The content of this article is the “progress domain” in Project Sprint.

The “ideal state” of the progress domain is the state in which the goals of the project have been achieved. Therefore, the first step is to define the goals of the project that you want to achieve in the future. Then, we define the deliverables needed to achieve the goal and the path to create the deliverables (called milestones).

Defining Project Goals

First, what is the goal of the project you are working on? Is it to develop a new business concept and create new value? Or are you working to achieve a set value, such as improving the efficiency of a system? Either way, make sure you have a clear goal for your project.

Ideally, the goal should be created through discussion among all team members.

In practice, however, it is often the case that all the team members first exchange divergent opinions, and then someone else summarizes the contents and puts them into an explicit form.
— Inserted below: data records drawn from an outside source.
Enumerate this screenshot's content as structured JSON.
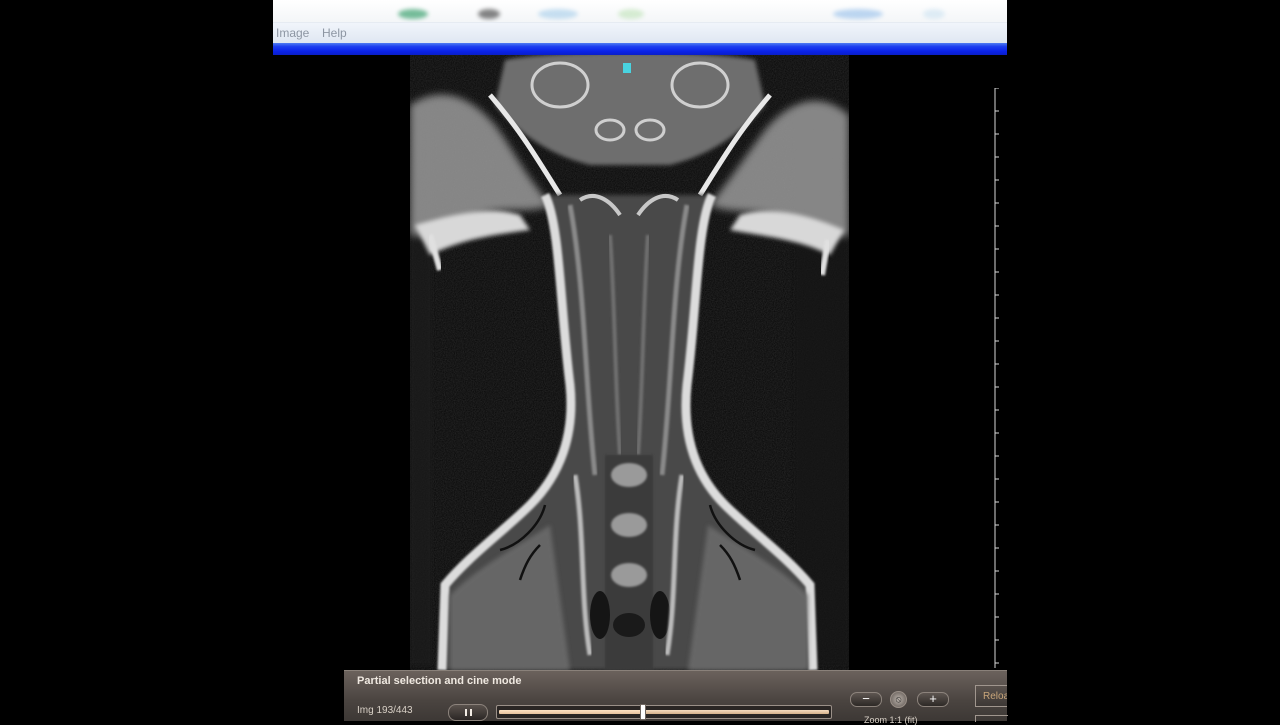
{
  "menu": {
    "items": [
      {
        "label": "Image"
      },
      {
        "label": "Help"
      }
    ]
  },
  "cine_panel": {
    "title": "Partial selection and cine mode",
    "image_counter": "Img 193/443",
    "current_image": 193,
    "total_images": 443,
    "zoom_out_label": "−",
    "zoom_in_label": "+",
    "zoom_reset_label": "⦸",
    "zoom_label": "Zoom 1:1  (fit)",
    "reload_label": "Reload"
  },
  "colors": {
    "title_bar_blue": "#0a22e8",
    "panel_bg": "#4a4440",
    "slider_accent": "#ffe4c4"
  }
}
In this case, the process of formulating is as follows

  • Background of the project (relevant business plans, etc.)
  • Preliminary knowledge of the project to be undertaken
  • Constraints such as budget and deadline

It will be smoother if a person who has a deep understanding of the basic information surrounding the project.

This information should then be shared and elaborated upon by all team members in a clear form, and discussed until everyone is satisfied with the final result.

The goal should be specific enough to allow for the creation of milestones as described below. In other words, it must be specific enough that you can break down and visualize the specific deliverables and deadlines associated with them based on the stated goal.

If you are unable to create a goal, you may set up a preliminary project in which the goal itself is to create a goal and intensively study it. In this case, the milestone is to gather basic information surrounding the project (background of the project, prior knowledge about the project, and constraints), with the goal of making the goal explicit. Based on the clarified goal, set the original project milestones.

Setting Milestones

A milestone is a description of a specific point in a project with a set of concrete deliverables and a deadline associated with it. Milestones are set as many times as necessary, counting backward from the goal of the project, and most often there are multiple milestones.

By referring to the milestones, the team can see what they need to do from the current point and what they should aim for afterwards.

Milestones, like goals, should be discussed and created by all team members.

In practice, however, it is often the case that all team members first express their opinions in a divergent manner, and then someone else summarizes the contents and puts them into an explicit form. Of course, in the end, everyone needs to be satisfied with the final result. Therefore, try to keep it as simple as possible so that everyone can easily understand it.

The level of granularity and abstraction of the milestones may vary depending on the distance from the goal. They will also vary from project to project. However, the milestones should be such that each team member who sees them can make decisions and take actions on their own. The milestones should be understandable to the team members directly involved in the milestone, and if there are multiple teams on the same project, the milestones should be viewable by other team members so that they can make decisions about the actions of each team member.

Also, some projects may have multiple milestones that are set in a multi-line fashion (this is called a “track”, which is the same as a “track” for the definition of a track See Tip 1.) In such cases, we need a granularity and abstraction level that allows us to determine the dependencies and influences among milestones.

Specifically, the description should be written in such a way that it is possible to adjust milestones in one track in order to achieve milestones in another track, or that other team members can spontaneously suggest, “I should provide this kind of output in order to achieve this milestone.” In addition, you should be able to describe the project’s goals and objectives to stakeholders outside the project.

Another criterion for setting appropriate milestones is whether or not it is objectively easy for stakeholders outside the project (e.g., people who need to be informed of the results of the project or people whose work will be affected by the results of the project) to understand what you are trying to achieve. This is one of the criteria for setting appropriate milestones.

Usually, the most recent milestones are more specific in terms of both due date and deliverables, while those closer to the goal are more abstract and rough.

If you are unable to create milestones, review your goals. As mentioned earlier, the goal needs to be specific enough to allow for milestones.

Relationship between Goals and Milestones

Relationship between Goals and Milestones (cited from Project Sprint CODE Essentials

Handling of Setting Goals and Milestones

The goals and milestones you set should be available to team members at all times.

This way, when team members perform a task during the project or discuss it among themselves, they can immediately check whether the milestone or the goal of the project beyond the milestone has been met.

Also, be aware that milestones and goals can be changed according to the situation. Milestones and goals can be changed at any time during the project, based on changes in the environment surrounding the project and what you learn as you actually complete the tasks.

The actual process of changing them is explained in Reviewing a project’s goals and milestones.


Project Sprint CODE